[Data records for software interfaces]
□ □ □ □ □ □ □
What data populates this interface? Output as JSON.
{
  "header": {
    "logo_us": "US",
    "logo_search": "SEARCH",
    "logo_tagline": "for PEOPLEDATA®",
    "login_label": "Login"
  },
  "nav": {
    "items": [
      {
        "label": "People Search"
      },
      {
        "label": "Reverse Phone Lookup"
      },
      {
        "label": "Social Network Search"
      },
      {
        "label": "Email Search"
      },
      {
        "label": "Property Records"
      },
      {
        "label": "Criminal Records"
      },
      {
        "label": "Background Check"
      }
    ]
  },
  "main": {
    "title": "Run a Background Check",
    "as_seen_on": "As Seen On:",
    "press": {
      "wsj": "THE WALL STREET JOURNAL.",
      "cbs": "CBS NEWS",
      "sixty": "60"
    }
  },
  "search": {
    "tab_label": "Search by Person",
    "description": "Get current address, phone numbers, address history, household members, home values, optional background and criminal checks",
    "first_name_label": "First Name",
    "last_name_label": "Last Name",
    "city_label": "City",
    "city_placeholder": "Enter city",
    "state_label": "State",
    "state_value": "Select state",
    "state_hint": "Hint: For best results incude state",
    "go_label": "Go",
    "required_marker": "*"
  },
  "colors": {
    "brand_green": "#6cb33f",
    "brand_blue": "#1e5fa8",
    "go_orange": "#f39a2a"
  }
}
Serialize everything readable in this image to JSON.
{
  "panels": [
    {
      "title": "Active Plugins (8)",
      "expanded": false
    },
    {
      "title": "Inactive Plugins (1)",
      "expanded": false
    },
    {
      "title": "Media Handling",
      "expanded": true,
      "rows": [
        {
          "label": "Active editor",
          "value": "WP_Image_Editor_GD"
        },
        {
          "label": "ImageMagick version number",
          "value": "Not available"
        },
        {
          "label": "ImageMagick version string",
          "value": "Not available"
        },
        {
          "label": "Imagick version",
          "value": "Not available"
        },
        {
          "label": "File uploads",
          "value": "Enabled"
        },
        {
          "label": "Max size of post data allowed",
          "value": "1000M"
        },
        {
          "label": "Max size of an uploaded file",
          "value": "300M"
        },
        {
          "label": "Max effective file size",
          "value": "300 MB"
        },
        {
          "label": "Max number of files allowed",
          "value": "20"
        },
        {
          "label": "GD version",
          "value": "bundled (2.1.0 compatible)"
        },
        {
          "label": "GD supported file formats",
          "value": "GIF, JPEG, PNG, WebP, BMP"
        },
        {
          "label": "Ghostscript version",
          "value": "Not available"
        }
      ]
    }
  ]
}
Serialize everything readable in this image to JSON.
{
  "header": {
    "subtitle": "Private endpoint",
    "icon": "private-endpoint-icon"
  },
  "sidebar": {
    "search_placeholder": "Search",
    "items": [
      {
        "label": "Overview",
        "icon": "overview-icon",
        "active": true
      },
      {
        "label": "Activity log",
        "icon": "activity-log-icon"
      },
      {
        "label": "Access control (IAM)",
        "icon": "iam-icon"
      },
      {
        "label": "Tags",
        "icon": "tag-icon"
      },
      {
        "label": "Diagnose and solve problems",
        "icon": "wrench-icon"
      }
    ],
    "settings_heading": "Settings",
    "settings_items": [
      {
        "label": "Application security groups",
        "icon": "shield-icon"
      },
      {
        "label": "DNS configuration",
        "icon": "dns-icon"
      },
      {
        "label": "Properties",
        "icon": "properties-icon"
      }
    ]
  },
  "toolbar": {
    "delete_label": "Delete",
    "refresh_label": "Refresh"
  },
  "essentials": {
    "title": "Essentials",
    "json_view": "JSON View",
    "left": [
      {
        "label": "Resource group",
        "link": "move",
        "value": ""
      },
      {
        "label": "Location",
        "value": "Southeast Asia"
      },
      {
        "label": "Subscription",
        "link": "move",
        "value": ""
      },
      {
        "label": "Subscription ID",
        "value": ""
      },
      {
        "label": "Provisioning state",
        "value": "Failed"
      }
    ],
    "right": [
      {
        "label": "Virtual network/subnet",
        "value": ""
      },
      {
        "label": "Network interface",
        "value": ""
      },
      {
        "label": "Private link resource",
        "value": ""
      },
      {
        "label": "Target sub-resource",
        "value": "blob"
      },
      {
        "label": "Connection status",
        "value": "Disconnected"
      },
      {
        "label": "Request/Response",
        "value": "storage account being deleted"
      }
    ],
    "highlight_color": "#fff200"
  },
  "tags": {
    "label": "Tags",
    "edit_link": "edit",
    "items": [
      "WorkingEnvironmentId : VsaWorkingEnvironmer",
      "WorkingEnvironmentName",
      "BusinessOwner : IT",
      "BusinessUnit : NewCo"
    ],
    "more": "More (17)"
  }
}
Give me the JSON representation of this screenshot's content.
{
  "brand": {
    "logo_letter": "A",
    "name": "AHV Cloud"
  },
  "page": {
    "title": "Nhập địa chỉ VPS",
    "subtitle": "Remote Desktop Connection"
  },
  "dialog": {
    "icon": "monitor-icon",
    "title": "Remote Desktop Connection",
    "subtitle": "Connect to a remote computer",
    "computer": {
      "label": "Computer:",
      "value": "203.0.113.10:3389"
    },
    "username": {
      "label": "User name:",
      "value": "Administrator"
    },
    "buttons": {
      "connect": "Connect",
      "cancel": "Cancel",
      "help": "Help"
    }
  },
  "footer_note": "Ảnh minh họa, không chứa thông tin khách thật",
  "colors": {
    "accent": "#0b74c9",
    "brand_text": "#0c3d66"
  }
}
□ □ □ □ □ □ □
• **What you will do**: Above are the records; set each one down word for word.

• **Written answer**:
What data populates this interface? Output as JSON.
{
  "header": {
    "logo_us": "US",
    "logo_search": "SEARCH",
    "logo_tagline": "for PEOPLEDATA®",
    "login_label": "Login"
  },
  "nav": {
    "items": [
      {
        "label": "People Search"
      },
      {
        "label": "Reverse Phone Lookup"
      },
      {
        "label": "Social Network Search"
      },
      {
        "label": "Email Search"
      },
      {
        "label": "Property Records"
      },
      {
        "label": "Criminal Records"
      },
      {
        "label": "Background Check"
      }
    ]
  },
  "main": {
    "title": "Run a Background Check",
    "as_seen_on": "As Seen On:",
    "press": {
      "wsj": "THE WALL STREET JOURNAL.",
      "cbs": "CBS NEWS",
      "sixty": "60"
    }
  },
  "search": {
    "tab_label": "Search by Person",
    "description": "Get current address, phone numbers, address history, household members, home values, optional background and criminal checks",
    "first_name_label": "First Name",
    "last_name_label": "Last Name",
    "city_label": "City",
    "city_placeholder": "Enter city",
    "state_label": "State",
    "state_value": "Select state",
    "state_hint": "Hint: For best results incude state",
    "go_label": "Go",
    "required_marker": "*"
  },
  "colors": {
    "brand_green": "#6cb33f",
    "brand_blue": "#1e5fa8",
    "go_orange": "#f39a2a"
  }
}
Serialize everything readable in this image to JSON.
{
  "panels": [
    {
      "title": "Active Plugins (8)",
      "expanded": false
    },
    {
      "title": "Inactive Plugins (1)",
      "expanded": false
    },
    {
      "title": "Media Handling",
      "expanded": true,
      "rows": [
        {
          "label": "Active editor",
          "value": "WP_Image_Editor_GD"
        },
        {
          "label": "ImageMagick version number",
          "value": "Not available"
        },
        {
          "label": "ImageMagick version string",
          "value": "Not available"
        },
        {
          "label": "Imagick version",
          "value": "Not available"
        },
        {
          "label": "File uploads",
          "value": "Enabled"
        },
        {
          "label": "Max size of post data allowed",
          "value": "1000M"
        },
        {
          "label": "Max size of an uploaded file",
          "value": "300M"
        },
        {
          "label": "Max effective file size",
          "value": "300 MB"
        },
        {
          "label": "Max number of files allowed",
          "value": "20"
        },
        {
          "label": "GD version",
          "value": "bundled (2.1.0 compatible)"
        },
        {
          "label": "GD supported file formats",
          "value": "GIF, JPEG, PNG, WebP, BMP"
        },
        {
          "label": "Ghostscript version",
          "value": "Not available"
        }
      ]
    }
  ]
}
Serialize everything readable in this image to JSON.
{
  "header": {
    "subtitle": "Private endpoint",
    "icon": "private-endpoint-icon"
  },
  "sidebar": {
    "search_placeholder": "Search",
    "items": [
      {
        "label": "Overview",
        "icon": "overview-icon",
        "active": true
      },
      {
        "label": "Activity log",
        "icon": "activity-log-icon"
      },
      {
        "label": "Access control (IAM)",
        "icon": "iam-icon"
      },
      {
        "label": "Tags",
        "icon": "tag-icon"
      },
      {
        "label": "Diagnose and solve problems",
        "icon": "wrench-icon"
      }
    ],
    "settings_heading": "Settings",
    "settings_items": [
      {
        "label": "Application security groups",
        "icon": "shield-icon"
      },
      {
        "label": "DNS configuration",
        "icon": "dns-icon"
      },
      {
        "label": "Properties",
        "icon": "properties-icon"
      }
    ]
  },
  "toolbar": {
    "delete_label": "Delete",
    "refresh_label": "Refresh"
  },
  "essentials": {
    "title": "Essentials",
    "json_view": "JSON View",
    "left": [
      {
        "label": "Resource group",
        "link": "move",
        "value": ""
      },
      {
        "label": "Location",
        "value": "Southeast Asia"
      },
      {
        "label": "Subscription",
        "link": "move",
        "value": ""
      },
      {
        "label": "Subscription ID",
        "value": ""
      },
      {
        "label": "Provisioning state",
        "value": "Failed"
      }
    ],
    "right": [
      {
        "label": "Virtual network/subnet",
        "value": ""
      },
      {
        "label": "Network interface",
        "value": ""
      },
      {
        "label": "Private link resource",
        "value": ""
      },
      {
        "label": "Target sub-resource",
        "value": "blob"
      },
      {
        "label": "Connection status",
        "value": "Disconnected"
      },
      {
        "label": "Request/Response",
        "value": "storage account being deleted"
      }
    ],
    "highlight_color": "#fff200"
  },
  "tags": {
    "label": "Tags",
    "edit_link": "edit",
    "items": [
      "WorkingEnvironmentId : VsaWorkingEnvironmer",
      "WorkingEnvironmentName",
      "BusinessOwner : IT",
      "BusinessUnit : NewCo"
    ],
    "more": "More (17)"
  }
}
Give me the JSON representation of this screenshot's content.
{
  "brand": {
    "logo_letter": "A",
    "name": "AHV Cloud"
  },
  "page": {
    "title": "Nhập địa chỉ VPS",
    "subtitle": "Remote Desktop Connection"
  },
  "dialog": {
    "icon": "monitor-icon",
    "title": "Remote Desktop Connection",
    "subtitle": "Connect to a remote computer",
    "computer": {
      "label": "Computer:",
      "value": "203.0.113.10:3389"
    },
    "username": {
      "label": "User name:",
      "value": "Administrator"
    },
    "buttons": {
      "connect": "Connect",
      "cancel": "Cancel",
      "help": "Help"
    }
  },
  "footer_note": "Ảnh minh họa, không chứa thông tin khách thật",
  "colors": {
    "accent": "#0b74c9",
    "brand_text": "#0c3d66"
  }
}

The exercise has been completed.